Task brief
All entries are to be retyped without alteration.

Data entries
☆ ☆ ☆
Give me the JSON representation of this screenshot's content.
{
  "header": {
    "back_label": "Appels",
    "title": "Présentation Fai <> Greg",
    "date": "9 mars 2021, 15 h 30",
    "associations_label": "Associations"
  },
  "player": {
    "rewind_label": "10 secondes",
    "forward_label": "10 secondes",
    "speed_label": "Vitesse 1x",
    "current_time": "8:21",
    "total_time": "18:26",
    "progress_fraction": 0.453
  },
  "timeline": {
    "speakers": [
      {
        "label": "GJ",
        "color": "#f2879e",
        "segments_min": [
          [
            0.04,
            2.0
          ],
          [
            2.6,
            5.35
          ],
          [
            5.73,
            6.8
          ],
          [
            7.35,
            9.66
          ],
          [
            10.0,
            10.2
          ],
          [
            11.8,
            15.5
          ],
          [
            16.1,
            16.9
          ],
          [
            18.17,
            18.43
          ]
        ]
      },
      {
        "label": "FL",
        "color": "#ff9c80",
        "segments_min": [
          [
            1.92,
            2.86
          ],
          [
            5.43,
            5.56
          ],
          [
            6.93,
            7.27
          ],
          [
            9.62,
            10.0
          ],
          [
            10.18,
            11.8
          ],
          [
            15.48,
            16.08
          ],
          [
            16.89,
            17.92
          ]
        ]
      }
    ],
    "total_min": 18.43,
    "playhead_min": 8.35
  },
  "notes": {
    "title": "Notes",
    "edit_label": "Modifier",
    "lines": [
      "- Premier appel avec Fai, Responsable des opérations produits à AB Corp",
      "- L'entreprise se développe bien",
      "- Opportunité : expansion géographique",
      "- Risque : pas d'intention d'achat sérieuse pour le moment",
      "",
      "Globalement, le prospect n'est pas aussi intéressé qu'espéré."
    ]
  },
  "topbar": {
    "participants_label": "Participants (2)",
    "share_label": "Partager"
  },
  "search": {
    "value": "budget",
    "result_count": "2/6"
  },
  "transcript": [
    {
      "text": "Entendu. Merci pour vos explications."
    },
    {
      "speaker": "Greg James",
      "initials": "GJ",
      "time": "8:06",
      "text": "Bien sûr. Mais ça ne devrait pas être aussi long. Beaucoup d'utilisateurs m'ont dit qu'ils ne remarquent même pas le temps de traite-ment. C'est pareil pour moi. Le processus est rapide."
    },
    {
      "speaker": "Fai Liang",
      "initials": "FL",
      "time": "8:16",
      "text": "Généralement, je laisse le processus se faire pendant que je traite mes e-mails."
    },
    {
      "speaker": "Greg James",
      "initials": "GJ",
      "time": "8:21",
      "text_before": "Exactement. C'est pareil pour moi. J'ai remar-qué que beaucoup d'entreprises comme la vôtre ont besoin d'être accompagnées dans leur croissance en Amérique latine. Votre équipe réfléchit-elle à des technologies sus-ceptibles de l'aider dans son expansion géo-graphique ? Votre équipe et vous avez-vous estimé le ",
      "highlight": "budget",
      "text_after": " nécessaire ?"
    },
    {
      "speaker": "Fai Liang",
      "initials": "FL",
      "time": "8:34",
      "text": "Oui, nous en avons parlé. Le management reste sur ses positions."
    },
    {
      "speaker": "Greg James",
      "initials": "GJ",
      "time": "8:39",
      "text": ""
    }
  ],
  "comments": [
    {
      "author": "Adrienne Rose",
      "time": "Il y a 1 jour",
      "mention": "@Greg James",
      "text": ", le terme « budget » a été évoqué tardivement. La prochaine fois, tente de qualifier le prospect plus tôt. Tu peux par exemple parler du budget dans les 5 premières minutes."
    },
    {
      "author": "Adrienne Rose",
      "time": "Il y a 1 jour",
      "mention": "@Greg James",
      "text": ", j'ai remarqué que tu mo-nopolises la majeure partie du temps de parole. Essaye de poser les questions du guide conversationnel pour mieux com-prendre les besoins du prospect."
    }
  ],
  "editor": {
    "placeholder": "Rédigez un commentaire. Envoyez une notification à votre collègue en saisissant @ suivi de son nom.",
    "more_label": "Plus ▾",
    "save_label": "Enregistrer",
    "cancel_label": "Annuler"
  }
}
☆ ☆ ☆
Answer section
Give me the JSON representation of this screenshot's content.
{
  "header": {
    "back_label": "Appels",
    "title": "Présentation Fai <> Greg",
    "date": "9 mars 2021, 15 h 30",
    "associations_label": "Associations"
  },
  "player": {
    "rewind_label": "10 secondes",
    "forward_label": "10 secondes",
    "speed_label": "Vitesse 1x",
    "current_time": "8:21",
    "total_time": "18:26",
    "progress_fraction": 0.453
  },
  "timeline": {
    "speakers": [
      {
        "label": "GJ",
        "color": "#f2879e",
        "segments_min": [
          [
            0.04,
            2.0
          ],
          [
            2.6,
            5.35
          ],
          [
            5.73,
            6.8
          ],
          [
            7.35,
            9.66
          ],
          [
            10.0,
            10.2
          ],
          [
            11.8,
            15.5
          ],
          [
            16.1,
            16.9
          ],
          [
            18.17,
            18.43
          ]
        ]
      },
      {
        "label": "FL",
        "color": "#ff9c80",
        "segments_min": [
          [
            1.92,
            2.86
          ],
          [
            5.43,
            5.56
          ],
          [
            6.93,
            7.27
          ],
          [
            9.62,
            10.0
          ],
          [
            10.18,
            11.8
          ],
          [
            15.48,
            16.08
          ],
          [
            16.89,
            17.92
          ]
        ]
      }
    ],
    "total_min": 18.43,
    "playhead_min": 8.35
  },
  "notes": {
    "title": "Notes",
    "edit_label": "Modifier",
    "lines": [
      "- Premier appel avec Fai, Responsable des opérations produits à AB Corp",
      "- L'entreprise se développe bien",
      "- Opportunité : expansion géographique",
      "- Risque : pas d'intention d'achat sérieuse pour le moment",
      "",
      "Globalement, le prospect n'est pas aussi intéressé qu'espéré."
    ]
  },
  "topbar": {
    "participants_label": "Participants (2)",
    "share_label": "Partager"
  },
  "search": {
    "value": "budget",
    "result_count": "2/6"
  },
  "transcript": [
    {
      "text": "Entendu. Merci pour vos explications."
    },
    {
      "speaker": "Greg James",
      "initials": "GJ",
      "time": "8:06",
      "text": "Bien sûr. Mais ça ne devrait pas être aussi long. Beaucoup d'utilisateurs m'ont dit qu'ils ne remarquent même pas le temps de traite-ment. C'est pareil pour moi. Le processus est rapide."
    },
    {
      "speaker": "Fai Liang",
      "initials": "FL",
      "time": "8:16",
      "text": "Généralement, je laisse le processus se faire pendant que je traite mes e-mails."
    },
    {
      "speaker": "Greg James",
      "initials": "GJ",
      "time": "8:21",
      "text_before": "Exactement. C'est pareil pour moi. J'ai remar-qué que beaucoup d'entreprises comme la vôtre ont besoin d'être accompagnées dans leur croissance en Amérique latine. Votre équipe réfléchit-elle à des technologies sus-ceptibles de l'aider dans son expansion géo-graphique ? Votre équipe et vous avez-vous estimé le ",
      "highlight": "budget",
      "text_after": " nécessaire ?"
    },
    {
      "speaker": "Fai Liang",
      "initials": "FL",
      "time": "8:34",
      "text": "Oui, nous en avons parlé. Le management reste sur ses positions."
    },
    {
      "speaker": "Greg James",
      "initials": "GJ",
      "time": "8:39",
      "text": ""
    }
  ],
  "comments": [
    {
      "author": "Adrienne Rose",
      "time": "Il y a 1 jour",
      "mention": "@Greg James",
      "text": ", le terme « budget » a été évoqué tardivement. La prochaine fois, tente de qualifier le prospect plus tôt. Tu peux par exemple parler du budget dans les 5 premières minutes."
    },
    {
      "author": "Adrienne Rose",
      "time": "Il y a 1 jour",
      "mention": "@Greg James",
      "text": ", j'ai remarqué que tu mo-nopolises la majeure partie du temps de parole. Essaye de poser les questions du guide conversationnel pour mieux com-prendre les besoins du prospect."
    }
  ],
  "editor": {
    "placeholder": "Rédigez un commentaire. Envoyez une notification à votre collègue en saisissant @ suivi de son nom.",
    "more_label": "Plus ▾",
    "save_label": "Enregistrer",
    "cancel_label": "Annuler"
  }
}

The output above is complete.